“The desire to have not is a desire of the haves.”
– Walter Kirn
An article called Cabins, the New American Dream appeared in last Sunday’s New York Times Style Magazine. Author Walter Kirn gives a rather tongue-in-cheek perspective of the tiny house movement, commenting that the American Dream has downsized.
Kirn says the tiny house movement has been transformed from an architectural phenomenon “into a broader, philosophical venture that offers homespun remedies for practically all that ails us as people.”
Driven mad by status anxiety? Addled by technology? Bankrupted by consumerism? Then shrink your footprint. Go minimalist. Get free. The Tiny House movement is Woodstock-in-a-bottle, a way to get back to the garden.
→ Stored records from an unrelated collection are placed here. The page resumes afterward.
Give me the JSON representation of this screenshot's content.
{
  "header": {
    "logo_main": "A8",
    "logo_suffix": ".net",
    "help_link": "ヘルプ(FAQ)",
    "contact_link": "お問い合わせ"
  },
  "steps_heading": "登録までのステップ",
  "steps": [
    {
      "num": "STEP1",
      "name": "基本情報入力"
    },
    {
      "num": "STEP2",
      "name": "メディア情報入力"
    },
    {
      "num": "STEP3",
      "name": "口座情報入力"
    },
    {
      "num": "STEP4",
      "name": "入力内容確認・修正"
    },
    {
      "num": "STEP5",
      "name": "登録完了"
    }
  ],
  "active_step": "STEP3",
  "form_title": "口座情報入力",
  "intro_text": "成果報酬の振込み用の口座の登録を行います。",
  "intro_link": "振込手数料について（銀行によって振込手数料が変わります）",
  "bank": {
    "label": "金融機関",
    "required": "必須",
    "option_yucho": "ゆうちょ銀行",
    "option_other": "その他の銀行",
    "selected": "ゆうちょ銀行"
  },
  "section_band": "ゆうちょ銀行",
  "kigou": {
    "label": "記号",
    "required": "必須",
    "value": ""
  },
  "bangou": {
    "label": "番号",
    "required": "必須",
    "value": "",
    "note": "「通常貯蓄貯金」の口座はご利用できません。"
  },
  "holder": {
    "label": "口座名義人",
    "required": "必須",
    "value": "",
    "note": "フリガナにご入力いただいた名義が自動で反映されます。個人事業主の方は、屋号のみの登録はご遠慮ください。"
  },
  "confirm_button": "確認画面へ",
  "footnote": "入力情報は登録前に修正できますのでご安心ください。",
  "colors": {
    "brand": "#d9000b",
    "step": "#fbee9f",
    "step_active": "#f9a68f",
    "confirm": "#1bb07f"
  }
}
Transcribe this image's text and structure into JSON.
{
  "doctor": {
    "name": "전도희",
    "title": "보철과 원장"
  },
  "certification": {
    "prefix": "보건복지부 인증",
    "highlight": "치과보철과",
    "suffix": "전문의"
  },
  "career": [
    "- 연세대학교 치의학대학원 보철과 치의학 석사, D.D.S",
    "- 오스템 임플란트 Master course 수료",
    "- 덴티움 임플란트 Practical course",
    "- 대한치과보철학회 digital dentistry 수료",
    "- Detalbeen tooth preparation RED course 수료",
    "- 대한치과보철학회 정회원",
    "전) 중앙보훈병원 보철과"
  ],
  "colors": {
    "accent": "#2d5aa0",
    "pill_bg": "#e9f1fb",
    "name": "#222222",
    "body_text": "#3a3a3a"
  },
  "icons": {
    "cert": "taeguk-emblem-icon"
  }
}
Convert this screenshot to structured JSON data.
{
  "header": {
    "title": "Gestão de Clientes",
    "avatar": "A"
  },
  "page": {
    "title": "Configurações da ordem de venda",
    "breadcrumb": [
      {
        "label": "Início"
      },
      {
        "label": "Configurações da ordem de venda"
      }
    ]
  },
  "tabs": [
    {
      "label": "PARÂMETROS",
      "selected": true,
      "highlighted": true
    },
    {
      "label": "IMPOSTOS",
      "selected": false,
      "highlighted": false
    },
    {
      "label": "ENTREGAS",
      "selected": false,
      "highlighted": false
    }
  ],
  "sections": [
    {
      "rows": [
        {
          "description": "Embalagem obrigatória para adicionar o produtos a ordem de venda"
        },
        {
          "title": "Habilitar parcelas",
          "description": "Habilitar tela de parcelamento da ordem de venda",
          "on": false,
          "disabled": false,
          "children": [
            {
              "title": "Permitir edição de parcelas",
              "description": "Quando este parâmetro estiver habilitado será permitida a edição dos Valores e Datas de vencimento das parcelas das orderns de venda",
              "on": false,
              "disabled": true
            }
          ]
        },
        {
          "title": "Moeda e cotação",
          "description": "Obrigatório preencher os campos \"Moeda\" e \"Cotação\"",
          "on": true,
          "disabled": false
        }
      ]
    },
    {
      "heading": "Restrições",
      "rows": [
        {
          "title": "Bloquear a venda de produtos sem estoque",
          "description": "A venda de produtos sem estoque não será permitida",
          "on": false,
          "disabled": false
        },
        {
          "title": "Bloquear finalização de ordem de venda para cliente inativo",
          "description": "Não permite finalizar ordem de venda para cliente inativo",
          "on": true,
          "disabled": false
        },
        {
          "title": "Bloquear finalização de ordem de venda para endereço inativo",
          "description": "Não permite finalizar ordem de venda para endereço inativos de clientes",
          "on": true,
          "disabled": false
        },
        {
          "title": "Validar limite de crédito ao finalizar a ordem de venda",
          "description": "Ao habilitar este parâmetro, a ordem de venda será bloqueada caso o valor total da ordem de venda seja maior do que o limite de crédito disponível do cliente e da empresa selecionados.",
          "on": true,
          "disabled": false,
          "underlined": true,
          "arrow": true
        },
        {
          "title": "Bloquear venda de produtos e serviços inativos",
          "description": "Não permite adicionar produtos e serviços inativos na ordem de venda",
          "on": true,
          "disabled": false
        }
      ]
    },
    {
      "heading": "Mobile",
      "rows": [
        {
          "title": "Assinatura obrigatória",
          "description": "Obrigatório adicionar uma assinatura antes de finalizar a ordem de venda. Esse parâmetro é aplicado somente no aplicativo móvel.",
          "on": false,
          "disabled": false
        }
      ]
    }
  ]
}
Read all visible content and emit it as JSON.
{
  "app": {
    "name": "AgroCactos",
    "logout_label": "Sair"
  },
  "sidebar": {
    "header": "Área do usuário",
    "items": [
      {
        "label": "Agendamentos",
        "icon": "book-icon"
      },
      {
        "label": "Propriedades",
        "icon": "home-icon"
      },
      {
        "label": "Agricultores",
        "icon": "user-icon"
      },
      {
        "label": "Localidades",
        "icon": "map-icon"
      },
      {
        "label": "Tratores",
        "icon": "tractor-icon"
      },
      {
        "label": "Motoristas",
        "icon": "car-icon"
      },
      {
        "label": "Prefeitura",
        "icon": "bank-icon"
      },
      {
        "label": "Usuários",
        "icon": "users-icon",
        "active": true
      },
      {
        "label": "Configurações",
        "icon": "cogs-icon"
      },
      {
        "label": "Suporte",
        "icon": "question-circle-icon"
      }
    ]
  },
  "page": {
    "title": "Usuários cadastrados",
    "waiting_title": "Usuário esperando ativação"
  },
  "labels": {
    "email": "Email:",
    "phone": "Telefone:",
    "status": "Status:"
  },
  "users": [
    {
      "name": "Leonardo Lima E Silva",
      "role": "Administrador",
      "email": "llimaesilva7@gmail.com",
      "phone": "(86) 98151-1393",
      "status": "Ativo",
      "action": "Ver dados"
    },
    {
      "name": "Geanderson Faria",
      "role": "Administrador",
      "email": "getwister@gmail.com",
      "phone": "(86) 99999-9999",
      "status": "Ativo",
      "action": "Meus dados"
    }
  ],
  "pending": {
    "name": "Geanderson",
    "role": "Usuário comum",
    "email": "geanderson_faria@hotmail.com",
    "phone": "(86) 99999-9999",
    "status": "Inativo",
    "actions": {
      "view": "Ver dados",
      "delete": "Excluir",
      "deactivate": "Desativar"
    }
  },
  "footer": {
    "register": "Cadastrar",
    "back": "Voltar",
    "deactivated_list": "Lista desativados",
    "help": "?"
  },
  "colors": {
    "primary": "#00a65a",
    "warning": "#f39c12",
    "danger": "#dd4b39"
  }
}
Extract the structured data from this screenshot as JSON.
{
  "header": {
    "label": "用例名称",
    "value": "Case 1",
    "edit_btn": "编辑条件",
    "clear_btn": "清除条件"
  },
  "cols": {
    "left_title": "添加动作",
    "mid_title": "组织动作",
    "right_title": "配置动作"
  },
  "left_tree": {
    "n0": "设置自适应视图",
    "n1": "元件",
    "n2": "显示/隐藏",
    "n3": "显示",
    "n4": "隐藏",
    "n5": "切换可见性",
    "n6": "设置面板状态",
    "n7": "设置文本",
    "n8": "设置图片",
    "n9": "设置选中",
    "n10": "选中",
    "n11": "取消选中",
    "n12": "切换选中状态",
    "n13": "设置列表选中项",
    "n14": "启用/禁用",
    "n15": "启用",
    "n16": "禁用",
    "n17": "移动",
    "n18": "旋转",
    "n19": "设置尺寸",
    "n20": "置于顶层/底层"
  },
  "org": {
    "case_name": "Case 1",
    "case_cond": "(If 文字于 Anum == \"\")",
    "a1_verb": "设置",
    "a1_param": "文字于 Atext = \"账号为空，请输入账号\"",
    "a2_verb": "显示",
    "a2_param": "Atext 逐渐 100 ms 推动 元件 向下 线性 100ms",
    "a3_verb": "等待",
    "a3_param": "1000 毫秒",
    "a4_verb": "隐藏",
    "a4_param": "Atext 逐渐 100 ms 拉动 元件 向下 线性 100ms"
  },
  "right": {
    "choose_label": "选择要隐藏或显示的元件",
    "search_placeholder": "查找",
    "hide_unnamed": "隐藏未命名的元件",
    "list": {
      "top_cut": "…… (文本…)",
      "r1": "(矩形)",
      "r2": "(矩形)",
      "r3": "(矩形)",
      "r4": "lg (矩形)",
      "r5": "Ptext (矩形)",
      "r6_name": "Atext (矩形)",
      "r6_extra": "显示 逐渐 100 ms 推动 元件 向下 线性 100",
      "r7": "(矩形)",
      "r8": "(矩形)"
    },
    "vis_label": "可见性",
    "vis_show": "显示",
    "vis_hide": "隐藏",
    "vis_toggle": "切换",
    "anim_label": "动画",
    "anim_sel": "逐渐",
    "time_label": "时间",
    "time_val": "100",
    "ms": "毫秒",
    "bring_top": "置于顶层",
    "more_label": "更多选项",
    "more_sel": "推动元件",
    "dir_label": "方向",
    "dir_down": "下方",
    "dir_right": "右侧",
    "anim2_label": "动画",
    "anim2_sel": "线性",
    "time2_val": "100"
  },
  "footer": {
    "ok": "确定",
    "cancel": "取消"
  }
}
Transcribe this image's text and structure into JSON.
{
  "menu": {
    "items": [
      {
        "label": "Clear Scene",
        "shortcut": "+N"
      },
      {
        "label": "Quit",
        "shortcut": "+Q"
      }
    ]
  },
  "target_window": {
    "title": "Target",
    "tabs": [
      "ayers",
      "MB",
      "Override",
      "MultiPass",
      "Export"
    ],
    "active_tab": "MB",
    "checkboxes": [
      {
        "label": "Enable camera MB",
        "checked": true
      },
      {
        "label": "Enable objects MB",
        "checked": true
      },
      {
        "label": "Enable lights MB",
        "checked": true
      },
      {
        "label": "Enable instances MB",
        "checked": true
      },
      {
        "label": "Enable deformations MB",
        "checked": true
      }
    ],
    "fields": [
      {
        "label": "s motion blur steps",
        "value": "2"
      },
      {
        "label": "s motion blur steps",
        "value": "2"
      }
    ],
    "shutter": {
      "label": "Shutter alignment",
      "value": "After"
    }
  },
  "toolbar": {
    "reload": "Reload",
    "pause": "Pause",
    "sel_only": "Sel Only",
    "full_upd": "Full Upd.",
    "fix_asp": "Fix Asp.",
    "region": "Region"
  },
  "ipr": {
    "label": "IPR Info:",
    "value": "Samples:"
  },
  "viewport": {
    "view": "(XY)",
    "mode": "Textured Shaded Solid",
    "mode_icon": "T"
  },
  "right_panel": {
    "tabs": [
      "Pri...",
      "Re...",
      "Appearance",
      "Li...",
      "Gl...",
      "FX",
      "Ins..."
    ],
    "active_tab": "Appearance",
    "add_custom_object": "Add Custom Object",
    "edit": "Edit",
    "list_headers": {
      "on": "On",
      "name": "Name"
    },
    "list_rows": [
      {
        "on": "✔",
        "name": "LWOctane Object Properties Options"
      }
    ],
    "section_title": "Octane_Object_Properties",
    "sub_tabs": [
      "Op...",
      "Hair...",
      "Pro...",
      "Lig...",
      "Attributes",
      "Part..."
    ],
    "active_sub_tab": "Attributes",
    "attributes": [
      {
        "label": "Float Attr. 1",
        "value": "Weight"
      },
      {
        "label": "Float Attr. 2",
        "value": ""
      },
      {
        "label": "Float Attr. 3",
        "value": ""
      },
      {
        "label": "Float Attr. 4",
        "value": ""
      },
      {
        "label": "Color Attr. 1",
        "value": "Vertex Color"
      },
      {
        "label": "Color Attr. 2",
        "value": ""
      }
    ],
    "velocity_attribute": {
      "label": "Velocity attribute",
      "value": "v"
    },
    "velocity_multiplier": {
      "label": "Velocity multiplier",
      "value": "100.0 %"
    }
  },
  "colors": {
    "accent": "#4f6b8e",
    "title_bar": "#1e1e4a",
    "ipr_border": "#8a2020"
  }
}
I guess I’m one of the people Kirn is gently making fun of. Although I don’t live in a tiny house (defined as 500 square feet or smaller), I do believe that downsizing – in combination with other lifestyle changes – is a way to remedy many of our problems, including status anxiety, feeling overwhelmed by technology and consumerism.
“According to legend, the cabin and the shack are ideal launchpads for remarkable lives, but lately they’ve become homes to aspire to — particularly for overburdened types whose acquisitive binging has made them want to purge.”
– Walter Kirn
Kirn makes an excellent point, though, when he comments that we’re “far more likely to spot a tiny house in a photo than on a plot of land.” Most of us are more interested in looking at photos of tiny houses than in actually living in one.
This seems true for other areas of life as well. How many us regularly cook like Julia Child? But many of those fantasizing over making Boeuf Bourguignon will be inspired to begin cooking basic, nutritious meals for their families instead of relying on highly processed foods.
I wonder how many people who have the tiny-living fantasy go on to downsize, just not as dramatically. I spent my fair share of time drooling over books of tiny homes and small cabins before we downsized to a space roughly half the size of our old house.
So go ahead, keep viewing cabin porn and tiny house porn. Maybe imaginary tiny living will inspire you to make a change too. We love our smaller home and believe downsizing the American dream is part of the path back to the garden.